Haruki Murakami's Sleep, in a world-premiere staging by New York's Ripe Time theater company, arrived at the Annenberg Center this weekend prior to its run at the Brooklyn Academy of Music's Next Wave festival — and just in time for Halloween.
Murakami's position in the literary world is such that you'd hardly compare his work to, say, Rosemary's Baby. Yet this highly theatrical adaptation of his 1994 short story — still a work in progress — ultimately inspired just as much terror at Saturday's matinee as any less-exalted horror show. And that's partly because, contrary to Rosemary's saga, there is no spawn of Satan that turns the plot into something we can readily understand.
You stumbled out of the Annenberg Center with no more concrete knowledge than when you walked in, like experiencing a dream that's disturbing for reasons you may never understand. Ignorance equals fear with Murakami, whose writing is so insinuating that you don't realize how disturbing it is until it's deep inside of you.
The play's main character, known only as Woman, is at the mercy of unseen forces that are never explained and that have no point of reference with any mythology I know of. She has a spell cast upon her by a night specter, one that in this staging is violent, but with seemingly benign after-effects: She has no urge to sleep, and as we meet her on day 17, she acquires an awareness that's strangely superior to the repetitive, mundane world around her.
Toward the end, when barely seen forces become malevolent and attack her in an automobile that stubbornly refuses to start, we still don't know if she's been dreaming, dying, or trapped in some alternate consciousness that we don't know about. But if it can happen to her, it can happen to you — which is where terror sets in.
The production, directed by Rachel Dickstein, is extremely sophisticated — which is part of the allure, with a feast of mood-setting sound from exotic instruments and all manner of lighting effects that make Murakami's strange inner world palpable.

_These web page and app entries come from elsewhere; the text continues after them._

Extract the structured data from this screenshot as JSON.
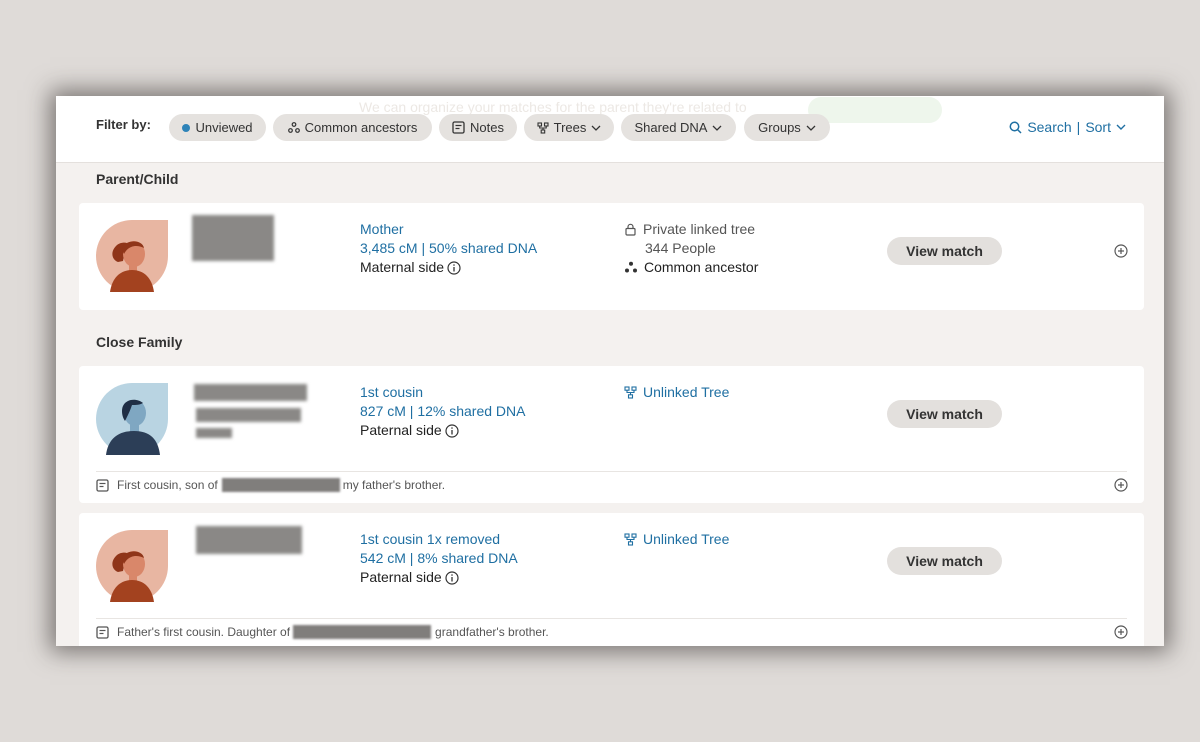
{
  "filter_bar": {
    "label": "Filter by:",
    "filters": [
      {
        "label": "Unviewed"
      },
      {
        "label": "Common ancestors"
      },
      {
        "label": "Notes"
      },
      {
        "label": "Trees"
      },
      {
        "label": "Shared DNA"
      },
      {
        "label": "Groups"
      }
    ],
    "search_label": "Search",
    "sort_label": "Sort",
    "separator": "|",
    "background_banner": "We can organize your matches for the parent they're related to"
  },
  "sections": [
    {
      "title": "Parent/Child",
      "matches": [
        {
          "avatar": "female-avatar",
          "relationship": "Mother",
          "shared_dna": "3,485 cM | 50% shared DNA",
          "side": "Maternal side",
          "tree_status": "Private linked tree",
          "tree_people": "344 People",
          "common_ancestor": "Common ancestor",
          "view_label": "View match"
        }
      ]
    },
    {
      "title": "Close Family",
      "matches": [
        {
          "avatar": "male-avatar",
          "relationship": "1st cousin",
          "shared_dna": "827 cM | 12% shared DNA",
          "side": "Paternal side",
          "tree_status": "Unlinked Tree",
          "view_label": "View match",
          "note_prefix": "First cousin, son of",
          "note_suffix": "my father's brother."
        },
        {
          "avatar": "female-avatar",
          "relationship": "1st cousin 1x removed",
          "shared_dna": "542 cM | 8% shared DNA",
          "side": "Paternal side",
          "tree_status": "Unlinked Tree",
          "view_label": "View match",
          "note_prefix": "Father's first cousin. Daughter of",
          "note_suffix": "grandfather's brother."
        }
      ]
    }
  ],
  "colors": {
    "link": "#1f6fa2",
    "unviewed_dot": "#2e83b8",
    "female_avatar_bg": "#e8b6a2",
    "female_avatar_body": "#a3421f",
    "male_avatar_bg": "#b9d4e2",
    "male_avatar_body": "#2c3e57"
  }
}
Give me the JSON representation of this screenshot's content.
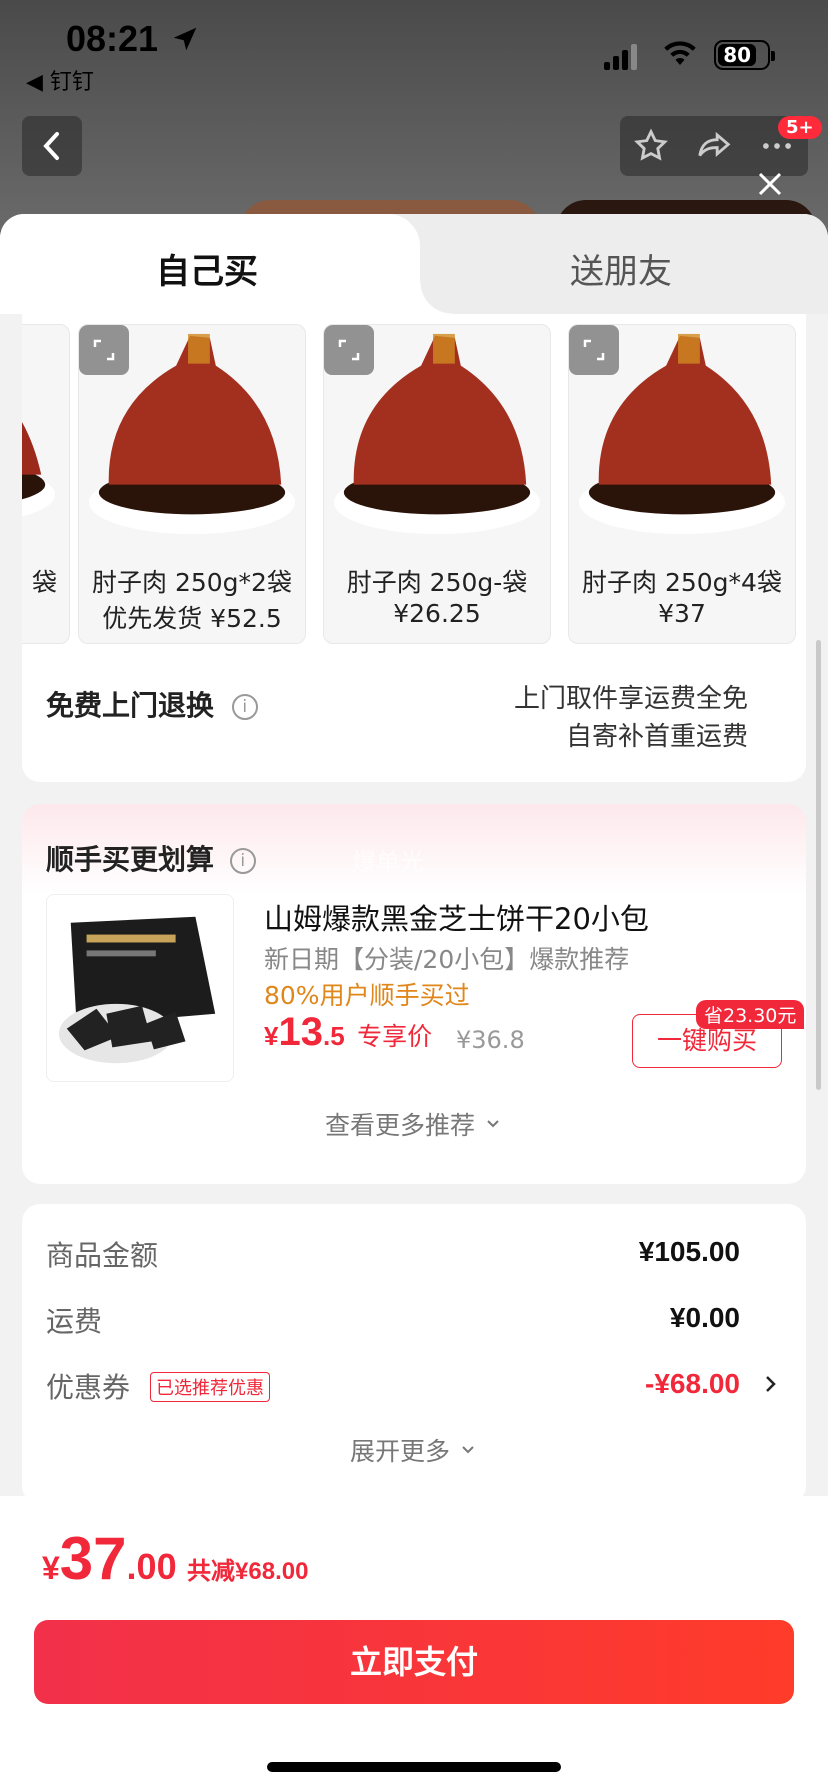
{
  "status": {
    "time": "08:21",
    "back_app": "◀ 钉钉",
    "battery": "80"
  },
  "nav": {
    "badge": "5+"
  },
  "tabs": [
    {
      "label": "自己买"
    },
    {
      "label": "送朋友"
    }
  ],
  "skus": [
    {
      "line1": "袋",
      "line2": ""
    },
    {
      "line1": "肘子肉 250g*2袋",
      "line2": "优先发货 ¥52.5"
    },
    {
      "line1": "肘子肉 250g-袋",
      "line2": "¥26.25"
    },
    {
      "line1": "肘子肉 250g*4袋",
      "line2": "¥37"
    }
  ],
  "return": {
    "title": "免费上门退换",
    "line1": "上门取件享运费全免",
    "line2": "自寄补首重运费"
  },
  "addon": {
    "title": "顺手买更划算",
    "watermark": "爆单光",
    "product_name": "山姆爆款黑金芝士饼干20小包",
    "subtitle": "新日期【分装/20小包】爆款推荐",
    "highlight": "80%用户顺手买过",
    "price_symbol": "¥",
    "price_int": "13",
    "price_dec": ".5",
    "price_label": "专享价",
    "original_price": "¥36.8",
    "save_badge": "省23.30元",
    "buy_button": "一键购买",
    "more": "查看更多推荐"
  },
  "summary": {
    "rows": [
      {
        "label": "商品金额",
        "value": "¥105.00"
      },
      {
        "label": "运费",
        "value": "¥0.00"
      }
    ],
    "coupon_label": "优惠券",
    "coupon_tag": "已选推荐优惠",
    "coupon_value": "-¥68.00",
    "expand": "展开更多"
  },
  "footer": {
    "symbol": "¥",
    "int": "37",
    "dec": ".00",
    "saved": "共减¥68.00",
    "pay": "立即支付"
  },
  "colors": {
    "accent": "#f0283a",
    "orange": "#e0861a"
  }
}
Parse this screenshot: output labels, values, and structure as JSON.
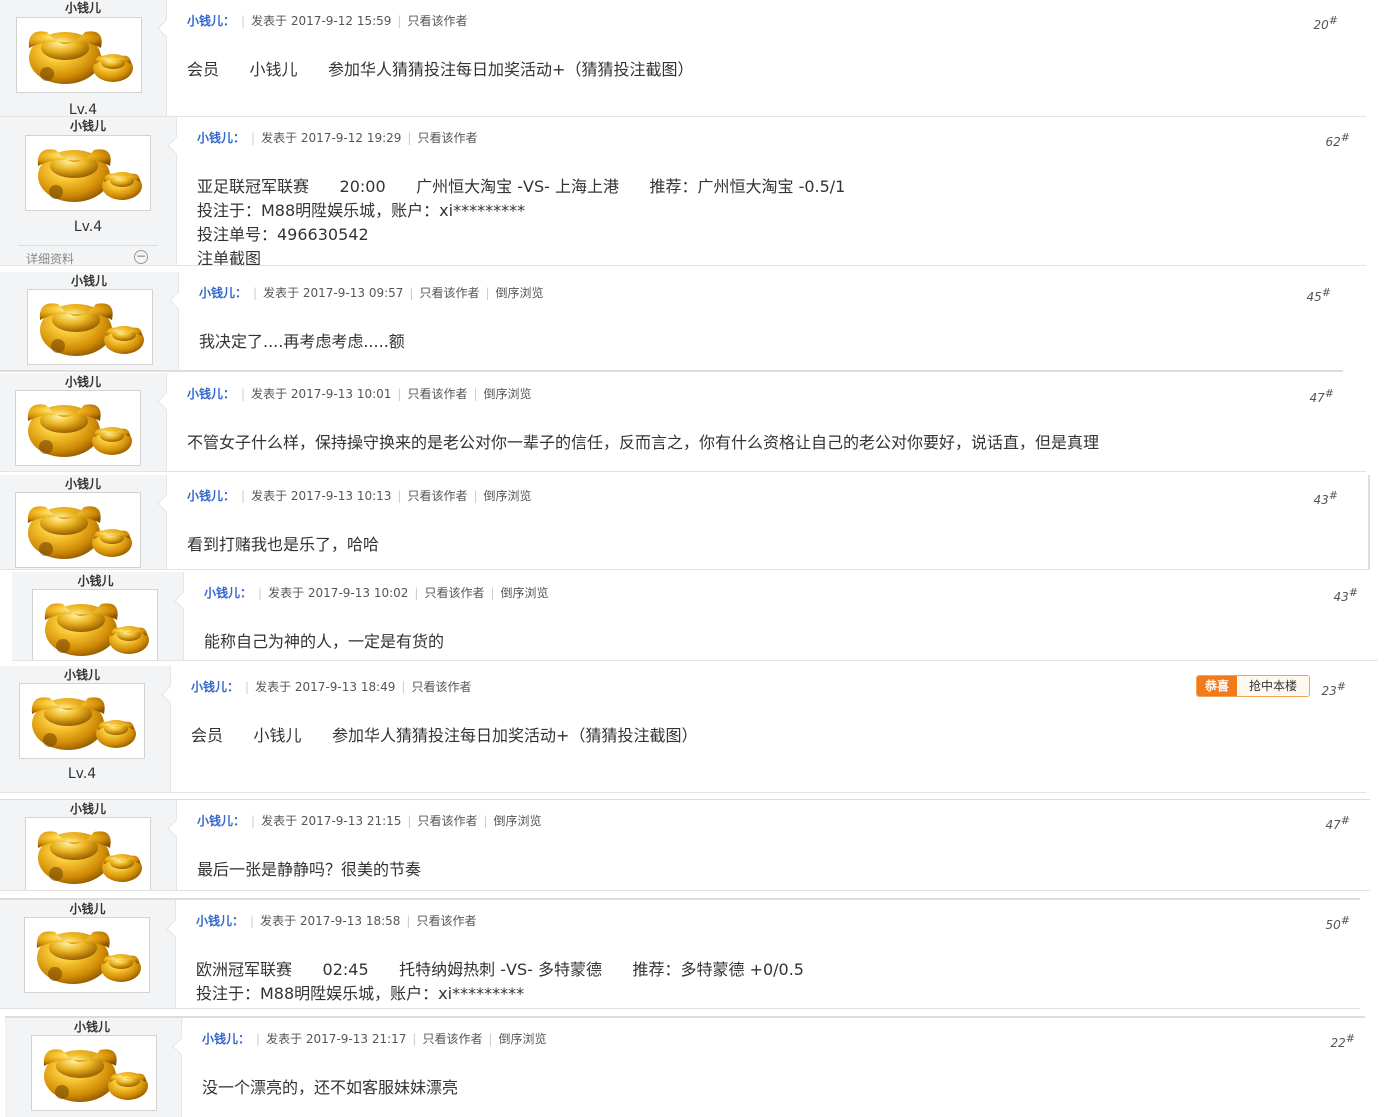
{
  "common": {
    "posted_prefix": "发表于",
    "only_author": "只看该作者",
    "reverse": "倒序浏览",
    "detail_label": "详细资料",
    "colors": {
      "author": "#3366cc",
      "badge": "#f27a1a",
      "sidebar_bg": "#f3f4f6"
    }
  },
  "posts": [
    {
      "username": "小钱儿",
      "author": "小钱儿：",
      "date": "2017-9-12 15:59",
      "floor": "20",
      "level": "Lv.4",
      "content": "会员      小钱儿      参加华人猜猜投注每日加奖活动+（猜猜投注截图）"
    },
    {
      "username": "小钱儿",
      "author": "小钱儿：",
      "date": "2017-9-12 19:29",
      "floor": "62",
      "level": "Lv.4",
      "content": "亚足联冠军联赛      20:00      广州恒大淘宝 -VS- 上海上港      推荐：广州恒大淘宝 -0.5/1\n投注于：M88明陞娱乐城，账户：xi*********\n投注单号：496630542\n注单截图"
    },
    {
      "username": "小钱儿",
      "author": "小钱儿：",
      "date": "2017-9-13 09:57",
      "floor": "45",
      "content": "我决定了....再考虑考虑.....额"
    },
    {
      "username": "小钱儿",
      "author": "小钱儿：",
      "date": "2017-9-13 10:01",
      "floor": "47",
      "content": "不管女子什么样，保持操守换来的是老公对你一辈子的信任，反而言之，你有什么资格让自己的老公对你要好，说话直，但是真理"
    },
    {
      "username": "小钱儿",
      "author": "小钱儿：",
      "date": "2017-9-13 10:13",
      "floor": "43",
      "content": "看到打赌我也是乐了，哈哈"
    },
    {
      "username": "小钱儿",
      "author": "小钱儿：",
      "date": "2017-9-13 10:02",
      "floor": "43",
      "content": "能称自己为神的人，一定是有货的"
    },
    {
      "username": "小钱儿",
      "author": "小钱儿：",
      "date": "2017-9-13 18:49",
      "floor": "23",
      "level": "Lv.4",
      "badge_a": "恭喜",
      "badge_b": "抢中本楼",
      "content": "会员      小钱儿      参加华人猜猜投注每日加奖活动+（猜猜投注截图）"
    },
    {
      "username": "小钱儿",
      "author": "小钱儿：",
      "date": "2017-9-13 21:15",
      "floor": "47",
      "content": "最后一张是静静吗？很美的节奏"
    },
    {
      "username": "小钱儿",
      "author": "小钱儿：",
      "date": "2017-9-13 18:58",
      "floor": "50",
      "content": "欧洲冠军联赛      02:45      托特纳姆热刺 -VS- 多特蒙德      推荐：多特蒙德 +0/0.5\n投注于：M88明陞娱乐城，账户：xi*********"
    },
    {
      "username": "小钱儿",
      "author": "小钱儿：",
      "date": "2017-9-13 21:17",
      "floor": "22",
      "content": "没一个漂亮的，还不如客服妹妹漂亮"
    }
  ]
}
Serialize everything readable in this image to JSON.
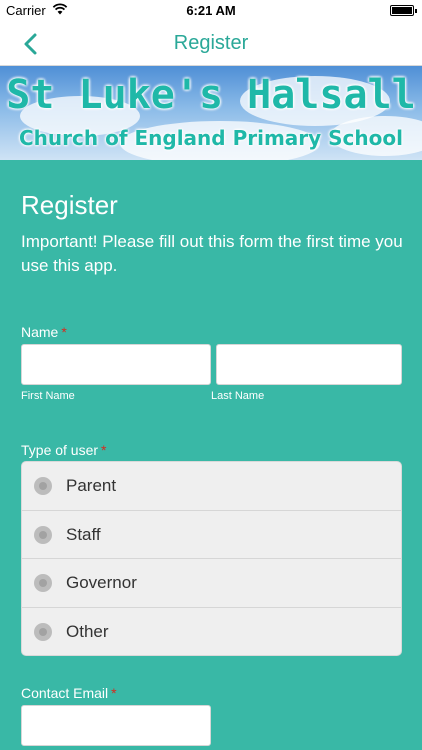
{
  "status_bar": {
    "carrier": "Carrier",
    "time": "6:21 AM"
  },
  "nav": {
    "title": "Register",
    "back_icon": "chevron-left-icon"
  },
  "banner": {
    "line1": "St Luke's Halsall",
    "line2": "Church of England Primary School"
  },
  "form": {
    "heading": "Register",
    "intro": "Important! Please fill out this form the first time you use this app.",
    "name": {
      "label": "Name",
      "required_mark": "*",
      "first_value": "",
      "last_value": "",
      "first_sublabel": "First Name",
      "last_sublabel": "Last Name"
    },
    "user_type": {
      "label": "Type of user",
      "required_mark": "*",
      "options": [
        "Parent",
        "Staff",
        "Governor",
        "Other"
      ]
    },
    "email": {
      "label": "Contact Email",
      "required_mark": "*",
      "value": ""
    }
  },
  "colors": {
    "background": "#39b8a6",
    "accent": "#2aa898",
    "required": "#d62b1f"
  }
}
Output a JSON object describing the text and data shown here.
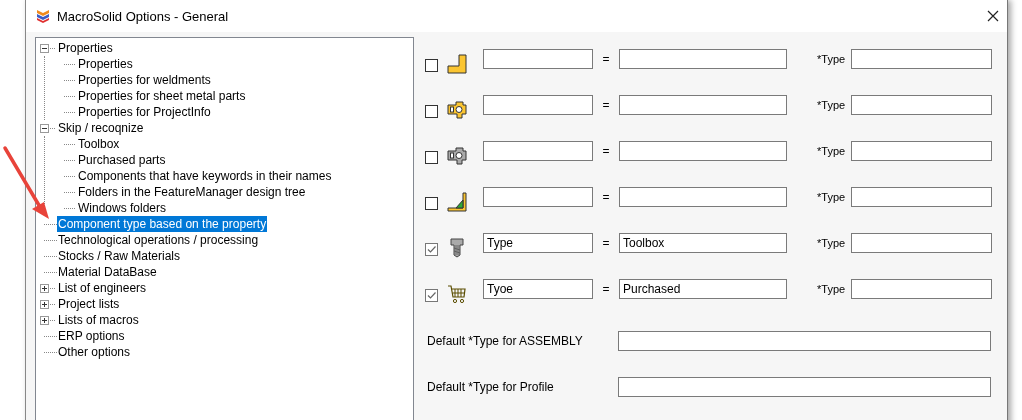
{
  "window": {
    "title": "MacroSolid Options - General"
  },
  "tree": [
    {
      "label": "Properties",
      "expanded": true,
      "selected": false,
      "children": [
        {
          "label": "Properties",
          "selected": false
        },
        {
          "label": "Properties for weldments",
          "selected": false
        },
        {
          "label": "Properties for sheet metal parts",
          "selected": false
        },
        {
          "label": "Properties for ProjectInfo",
          "selected": false
        }
      ]
    },
    {
      "label": "Skip / recoqnize",
      "expanded": true,
      "selected": false,
      "children": [
        {
          "label": "Toolbox",
          "selected": false
        },
        {
          "label": "Purchased parts",
          "selected": false
        },
        {
          "label": "Components that have keywords in their names",
          "selected": false
        },
        {
          "label": "Folders in the FeatureManager design tree",
          "selected": false
        },
        {
          "label": "Windows folders",
          "selected": false
        }
      ]
    },
    {
      "label": "Component type based on the property",
      "selected": true
    },
    {
      "label": "Technological operations / processing",
      "selected": false
    },
    {
      "label": "Stocks / Raw Materials",
      "selected": false
    },
    {
      "label": "Material DataBase",
      "selected": false
    },
    {
      "label": "List of engineers",
      "expanded": false,
      "selected": false
    },
    {
      "label": "Project lists",
      "expanded": false,
      "selected": false
    },
    {
      "label": "Lists of macros",
      "expanded": false,
      "selected": false
    },
    {
      "label": "ERP options",
      "selected": false
    },
    {
      "label": "Other options",
      "selected": false
    }
  ],
  "rules": [
    {
      "kind": "plate",
      "checked": false,
      "equals": "=",
      "type_label": "*Type"
    },
    {
      "kind": "assembly",
      "checked": false,
      "equals": "=",
      "type_label": "*Type"
    },
    {
      "kind": "assembly-gray",
      "checked": false,
      "equals": "=",
      "type_label": "*Type"
    },
    {
      "kind": "weld",
      "checked": false,
      "equals": "=",
      "type_label": "*Type"
    },
    {
      "kind": "bolt",
      "checked": true,
      "property": "Type",
      "equals": "=",
      "value": "Toolbox",
      "type_label": "*Type"
    },
    {
      "kind": "cart",
      "checked": true,
      "property": "Tyoe",
      "equals": "=",
      "value": "Purchased",
      "type_label": "*Type"
    }
  ],
  "defaults": [
    {
      "label": "Default *Type for ASSEMBLY"
    },
    {
      "label": "Default *Type for Profile"
    }
  ]
}
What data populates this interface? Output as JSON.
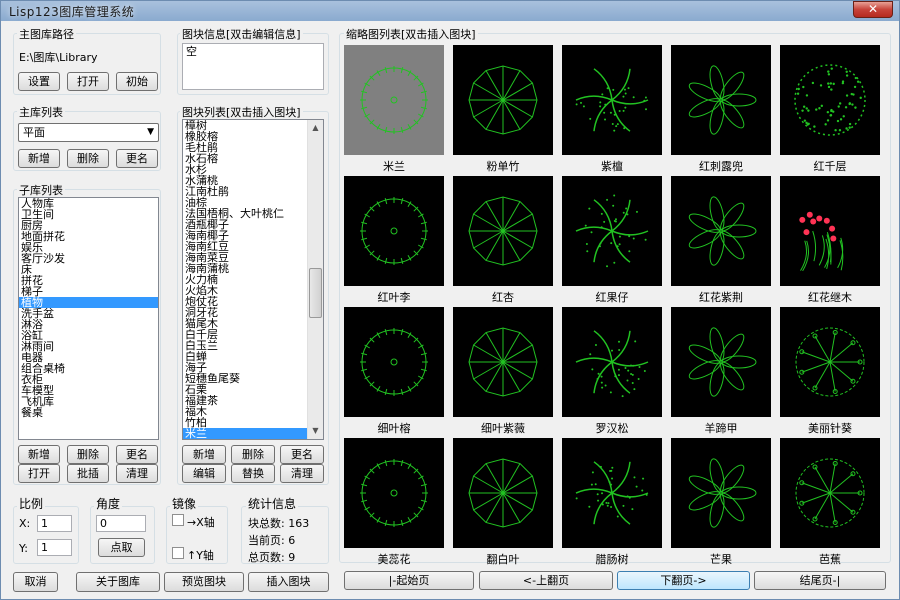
{
  "window": {
    "title": "Lisp123图库管理系统",
    "close_label": "✕"
  },
  "main_path": {
    "group_label": "主图库路径",
    "path": "E:\\图库\\Library",
    "buttons": [
      "设置",
      "打开",
      "初始"
    ]
  },
  "block_info": {
    "group_label": "图块信息[双击编辑信息]",
    "value": "空"
  },
  "main_list": {
    "group_label": "主库列表",
    "selected": "平面",
    "buttons": [
      "新增",
      "删除",
      "更名"
    ]
  },
  "sub_list": {
    "group_label": "子库列表",
    "items": [
      "人物库",
      "卫生间",
      "厨房",
      "地面拼花",
      "娱乐",
      "客厅沙发",
      "床",
      "拼花",
      "梯子",
      "植物",
      "洗手盆",
      "淋浴",
      "浴缸",
      "淋雨间",
      "电器",
      "组合桌椅",
      "衣柜",
      "车模型",
      "飞机库",
      "餐桌"
    ],
    "selected_index": 9,
    "buttons": [
      "新增",
      "删除",
      "更名",
      "打开",
      "批插",
      "清理"
    ]
  },
  "block_list": {
    "group_label": "图块列表[双击插入图块]",
    "items": [
      "樟树",
      "橡胶榕",
      "毛杜鹃",
      "水石榕",
      "水杉",
      "水蒲桃",
      "江南杜鹃",
      "油棕",
      "法国梧桐、大叶桃仁",
      "酒瓶椰子",
      "海南椰子",
      "海南红豆",
      "海南菜豆",
      "海南蒲桃",
      "火力楠",
      "火焰木",
      "炮仗花",
      "洞牙花",
      "猫尾木",
      "白千层",
      "白玉兰",
      "白蝉",
      "海子",
      "短穗鱼尾葵",
      "石栗",
      "福建茶",
      "福木",
      "竹柏",
      "米兰"
    ],
    "selected_index": 28,
    "buttons": [
      "新增",
      "删除",
      "更名",
      "编辑",
      "替换",
      "清理"
    ]
  },
  "scale": {
    "group_label": "比例",
    "x_label": "X:",
    "x_value": "1",
    "y_label": "Y:",
    "y_value": "1"
  },
  "angle": {
    "group_label": "角度",
    "value": "0",
    "pick_label": "点取"
  },
  "mirror": {
    "group_label": "镜像",
    "x_label": "→X轴",
    "y_label": "↑Y轴"
  },
  "stats": {
    "group_label": "统计信息",
    "lines": [
      "块总数: 163",
      "当前页: 6",
      "总页数: 9"
    ]
  },
  "bottom_buttons": [
    "取消",
    "关于图库",
    "预览图块",
    "插入图块"
  ],
  "thumbs": {
    "group_label": "缩略图列表[双击插入图块]",
    "items": [
      "米兰",
      "粉单竹",
      "紫檀",
      "红刺露兜",
      "红千层",
      "红叶李",
      "红杏",
      "红果仔",
      "红花紫荆",
      "红花继木",
      "细叶榕",
      "细叶紫薇",
      "罗汉松",
      "羊蹄甲",
      "美丽针葵",
      "美蕊花",
      "翻白叶",
      "腊肠树",
      "芒果",
      "芭蕉"
    ],
    "selected_index": 0,
    "line_color": "#22c222",
    "accent_color": "#ff3355"
  },
  "pager": [
    "|-起始页",
    "<-上翻页",
    "下翻页->",
    "结尾页-|"
  ]
}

The main physical set is a cube that is Woman's circumscribed world — but one that is too big for the Annenberg Center's smallish Harold Prince Theatre, creating impaired sight lines.
The show's arc was haphazard. The previously quiet, contained life of Woman was established only briefly before stylized movement set in — sometimes seeming strange and artsy in early scenes. In other words, the show was over-directed, and with an uncertain compass. Domestic episodes were clumsily executed.
As the production went on, though, it was cleaner and more sure of itself, even if odd cameo appearances from Anna Karenina (yes, Tolstoy's character) outstayed their welcome.
One thing that anchored this adaptation at all points was the conviction of the acting. As Woman, Jiehae Park was commanding, confiding, and quietly magnetic in a performance that turned on a dime from incredulity to irony. Substantial support came from Saori Tsukada as her Shadow, who looked like Woman but spoke in a cooler, deeper voice with a more reserved demeanor. Brad Culver was probably too innately charismatic to be the dentist husband whom she's so bored with. But without him, Sleep might seem like a one-person show.